Exercise details
Set the pictures aside and return each record below precisely as written.

Provided material
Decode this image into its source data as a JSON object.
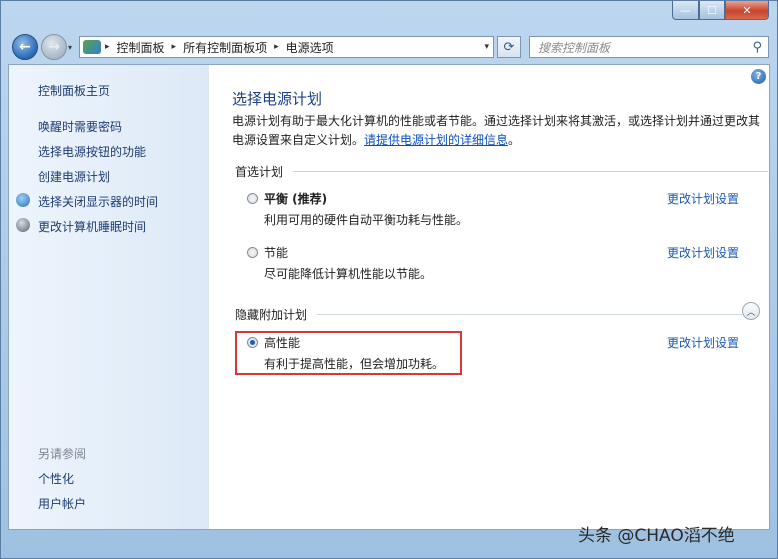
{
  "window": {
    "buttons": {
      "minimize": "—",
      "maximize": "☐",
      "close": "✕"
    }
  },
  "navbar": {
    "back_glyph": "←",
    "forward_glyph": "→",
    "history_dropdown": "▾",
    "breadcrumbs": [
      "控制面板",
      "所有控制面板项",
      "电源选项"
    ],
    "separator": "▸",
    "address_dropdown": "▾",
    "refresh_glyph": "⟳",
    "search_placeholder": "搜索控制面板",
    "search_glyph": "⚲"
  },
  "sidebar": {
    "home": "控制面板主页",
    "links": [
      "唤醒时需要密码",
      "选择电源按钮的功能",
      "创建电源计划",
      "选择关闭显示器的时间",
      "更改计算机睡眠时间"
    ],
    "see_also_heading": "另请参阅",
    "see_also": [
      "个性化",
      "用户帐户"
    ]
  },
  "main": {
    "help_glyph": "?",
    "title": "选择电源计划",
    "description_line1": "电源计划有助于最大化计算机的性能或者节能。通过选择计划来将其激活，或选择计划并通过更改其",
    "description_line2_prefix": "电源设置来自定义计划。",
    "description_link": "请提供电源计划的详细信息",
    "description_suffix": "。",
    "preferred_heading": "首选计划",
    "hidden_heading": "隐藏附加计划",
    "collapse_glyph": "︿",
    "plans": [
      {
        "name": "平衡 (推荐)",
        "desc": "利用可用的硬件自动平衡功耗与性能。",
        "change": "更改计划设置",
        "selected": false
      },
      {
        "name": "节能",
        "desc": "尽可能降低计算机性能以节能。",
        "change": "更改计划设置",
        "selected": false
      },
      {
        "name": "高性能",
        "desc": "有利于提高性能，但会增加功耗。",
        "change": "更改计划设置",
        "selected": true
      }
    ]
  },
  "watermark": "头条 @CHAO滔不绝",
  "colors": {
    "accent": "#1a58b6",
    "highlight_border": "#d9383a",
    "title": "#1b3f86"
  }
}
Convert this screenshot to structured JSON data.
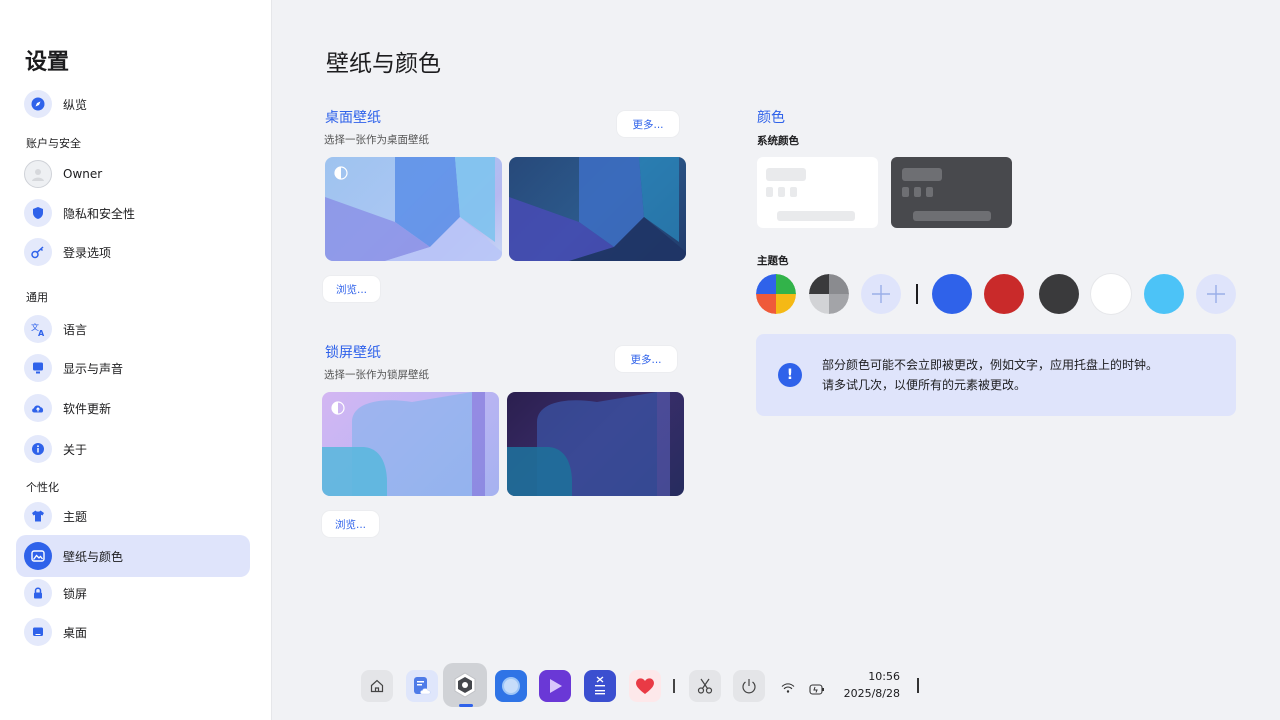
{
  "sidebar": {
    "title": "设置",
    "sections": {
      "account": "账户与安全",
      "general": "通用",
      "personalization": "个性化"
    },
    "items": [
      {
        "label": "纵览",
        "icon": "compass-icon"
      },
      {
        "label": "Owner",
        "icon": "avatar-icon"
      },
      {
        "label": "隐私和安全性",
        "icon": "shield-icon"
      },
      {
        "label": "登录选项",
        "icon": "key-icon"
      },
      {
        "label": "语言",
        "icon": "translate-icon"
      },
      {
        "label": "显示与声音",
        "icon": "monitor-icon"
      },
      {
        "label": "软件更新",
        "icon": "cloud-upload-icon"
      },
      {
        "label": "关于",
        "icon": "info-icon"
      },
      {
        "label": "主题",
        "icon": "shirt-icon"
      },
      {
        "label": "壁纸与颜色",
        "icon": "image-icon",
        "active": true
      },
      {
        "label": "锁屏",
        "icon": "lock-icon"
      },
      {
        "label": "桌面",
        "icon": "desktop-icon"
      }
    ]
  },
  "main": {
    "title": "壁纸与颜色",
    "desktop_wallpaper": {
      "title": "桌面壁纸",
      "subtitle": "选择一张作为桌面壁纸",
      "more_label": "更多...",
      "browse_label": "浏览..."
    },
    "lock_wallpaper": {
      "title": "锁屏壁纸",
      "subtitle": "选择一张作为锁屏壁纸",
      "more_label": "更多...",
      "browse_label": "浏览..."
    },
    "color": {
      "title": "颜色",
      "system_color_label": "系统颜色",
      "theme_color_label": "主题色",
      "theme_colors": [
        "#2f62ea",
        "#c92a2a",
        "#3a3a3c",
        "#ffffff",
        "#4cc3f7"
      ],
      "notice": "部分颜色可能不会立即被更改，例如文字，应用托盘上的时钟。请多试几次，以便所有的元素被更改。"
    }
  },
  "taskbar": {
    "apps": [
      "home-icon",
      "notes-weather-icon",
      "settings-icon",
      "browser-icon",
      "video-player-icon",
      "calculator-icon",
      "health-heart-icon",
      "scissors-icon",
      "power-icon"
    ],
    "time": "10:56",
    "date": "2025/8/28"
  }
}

Exercise result
Decode this image into its source data as a JSON object.
{
  "window": {
    "buttons": {
      "minimize": "—",
      "maximize": "☐",
      "close": "✕"
    }
  },
  "navbar": {
    "back_glyph": "←",
    "forward_glyph": "→",
    "history_dropdown": "▾",
    "breadcrumbs": [
      "控制面板",
      "所有控制面板项",
      "电源选项"
    ],
    "separator": "▸",
    "address_dropdown": "▾",
    "refresh_glyph": "⟳",
    "search_placeholder": "搜索控制面板",
    "search_glyph": "⚲"
  },
  "sidebar": {
    "home": "控制面板主页",
    "links": [
      "唤醒时需要密码",
      "选择电源按钮的功能",
      "创建电源计划",
      "选择关闭显示器的时间",
      "更改计算机睡眠时间"
    ],
    "see_also_heading": "另请参阅",
    "see_also": [
      "个性化",
      "用户帐户"
    ]
  },
  "main": {
    "help_glyph": "?",
    "title": "选择电源计划",
    "description_line1": "电源计划有助于最大化计算机的性能或者节能。通过选择计划来将其激活，或选择计划并通过更改其",
    "description_line2_prefix": "电源设置来自定义计划。",
    "description_link": "请提供电源计划的详细信息",
    "description_suffix": "。",
    "preferred_heading": "首选计划",
    "hidden_heading": "隐藏附加计划",
    "collapse_glyph": "︿",
    "plans": [
      {
        "name": "平衡 (推荐)",
        "desc": "利用可用的硬件自动平衡功耗与性能。",
        "change": "更改计划设置",
        "selected": false
      },
      {
        "name": "节能",
        "desc": "尽可能降低计算机性能以节能。",
        "change": "更改计划设置",
        "selected": false
      },
      {
        "name": "高性能",
        "desc": "有利于提高性能，但会增加功耗。",
        "change": "更改计划设置",
        "selected": true
      }
    ]
  },
  "watermark": "头条 @CHAO滔不绝",
  "colors": {
    "accent": "#1a58b6",
    "highlight_border": "#d9383a",
    "title": "#1b3f86"
  }
}
Convert this screenshot to structured JSON data.
{
  "sidebar": {
    "title": "设置",
    "sections": {
      "account": "账户与安全",
      "general": "通用",
      "personalization": "个性化"
    },
    "items": [
      {
        "label": "纵览",
        "icon": "compass-icon"
      },
      {
        "label": "Owner",
        "icon": "avatar-icon"
      },
      {
        "label": "隐私和安全性",
        "icon": "shield-icon"
      },
      {
        "label": "登录选项",
        "icon": "key-icon"
      },
      {
        "label": "语言",
        "icon": "translate-icon"
      },
      {
        "label": "显示与声音",
        "icon": "monitor-icon"
      },
      {
        "label": "软件更新",
        "icon": "cloud-upload-icon"
      },
      {
        "label": "关于",
        "icon": "info-icon"
      },
      {
        "label": "主题",
        "icon": "shirt-icon"
      },
      {
        "label": "壁纸与颜色",
        "icon": "image-icon",
        "active": true
      },
      {
        "label": "锁屏",
        "icon": "lock-icon"
      },
      {
        "label": "桌面",
        "icon": "desktop-icon"
      }
    ]
  },
  "main": {
    "title": "壁纸与颜色",
    "desktop_wallpaper": {
      "title": "桌面壁纸",
      "subtitle": "选择一张作为桌面壁纸",
      "more_label": "更多...",
      "browse_label": "浏览..."
    },
    "lock_wallpaper": {
      "title": "锁屏壁纸",
      "subtitle": "选择一张作为锁屏壁纸",
      "more_label": "更多...",
      "browse_label": "浏览..."
    },
    "color": {
      "title": "颜色",
      "system_color_label": "系统颜色",
      "theme_color_label": "主题色",
      "theme_colors": [
        "#2f62ea",
        "#c92a2a",
        "#3a3a3c",
        "#ffffff",
        "#4cc3f7"
      ],
      "notice": "部分颜色可能不会立即被更改，例如文字，应用托盘上的时钟。请多试几次，以便所有的元素被更改。"
    }
  },
  "taskbar": {
    "apps": [
      "home-icon",
      "notes-weather-icon",
      "settings-icon",
      "browser-icon",
      "video-player-icon",
      "calculator-icon",
      "health-heart-icon",
      "scissors-icon",
      "power-icon"
    ],
    "time": "10:56",
    "date": "2025/8/28"
  }
}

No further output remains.